related to the crime charged was substantially in accord with his second confession and admitted substantially all the allegations in the indictment except an intent to extort money from the father of the girl. He testified that about a month before May 2, 1933, he met a man in Hyannis, who said his name was "Bill," with whom he had some conversation; that this man told him he was an agent for a gang of bootleggers who wanted him (the defendant) to find a place where eight hundred cases of liquor could be stored; that later this man called at the defendant's house and told him he had a real job for him for which he could make $10,000, "All . . . [he had] to do . . . [was] to meet a girl at school and bring her to a place," he said the place was some camp where she would be held for ransom, and the defendant said if it was a kidnapping job "there was nothing doing"; that "Bill" replied "This is not a real kidnapping job," the girl was Margaret McMath and her father knew all about it and it was all planned, and if he got in any trouble McMath would get him out of it; that the defendant told this man he wanted to think it over, and then the man threatened his life and told him if he told any one about it he would kill the defendant. Other testimony of the defendant was to the effect that in what he did in carrying the girl away and in securing the payment of $70,000 for her return he acted under orders from the man he described as "Bill" and that he, the defendant, was to receive $10,000 of the ransom paid on the girl's return. The jury would have been warranted in finding that this testimony was false, and was invented by the defendant upon the mistaken belief that he would be exempted from criminal responsibility for his unlawful acts. The defendant's second confession, his testimony at the trial, and the other evidence fully warranted a verdict of guilty of the offence charged.
Gertrude Collins, a witness called by the Commonwealth, testified that she was assistant clerk of the Superior Court in Barnstable County, and on May 9, 1933, went to the jail to take a statement from the defendant, and that she took

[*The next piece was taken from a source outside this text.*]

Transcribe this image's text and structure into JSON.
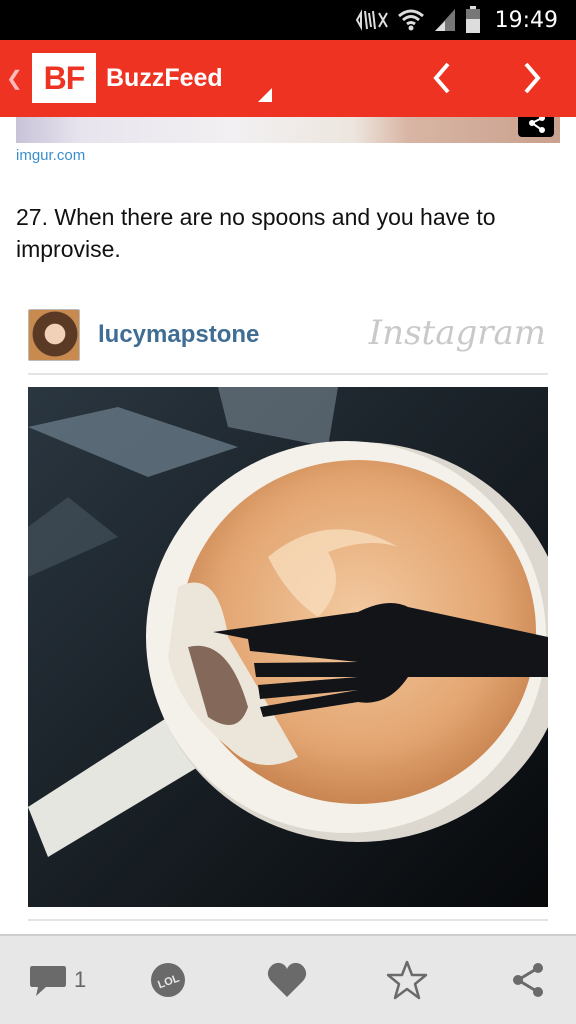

it stenographically; that before she started she administered an oath to the defendant and at the conclusion of the statement the defendant, at her request and in her presence, signed her book of original notes; that they were afterwards transcribed and she saw the defendant the next morning and gave him the transcribed notes and he read them in her presence. She was then asked, "What did you say to him?" The defendant's counsel objected to the question. The judge asked, "Did he reply?" The witness answered that he replied. The judge stated, "Then you may state what he said and what you said and what his reply was." To this conversation the defendant's counsel saved an exception. The witness stated: "At the end I said `How could you do such a thing Kenneth?' And Kenneth said, `I was desperate. I hadn't had a job for a year and I was desperate.' And I said to him, `Why, if you had gotten by with that, there wouldn't be a child safe on Cape Cod.' And so far as I remember that was all the conversation." The question whether this statement of the witness was admissible as a confession of guilt of the defendant need not be determined as the judge ordered it struck from the record at the conclusion of the evidence and instructed the jury to disregard it entirely, because no reply was made thereto. It is to be assumed that the jury followed the instructions of the judge. The facts in Ferris v. Ray Taxi Service Co. 259 Mass. 401 , cited by the defendant, distinguish it from the case at bar.
As no error of law appears in the conduct of the trial, the entry must be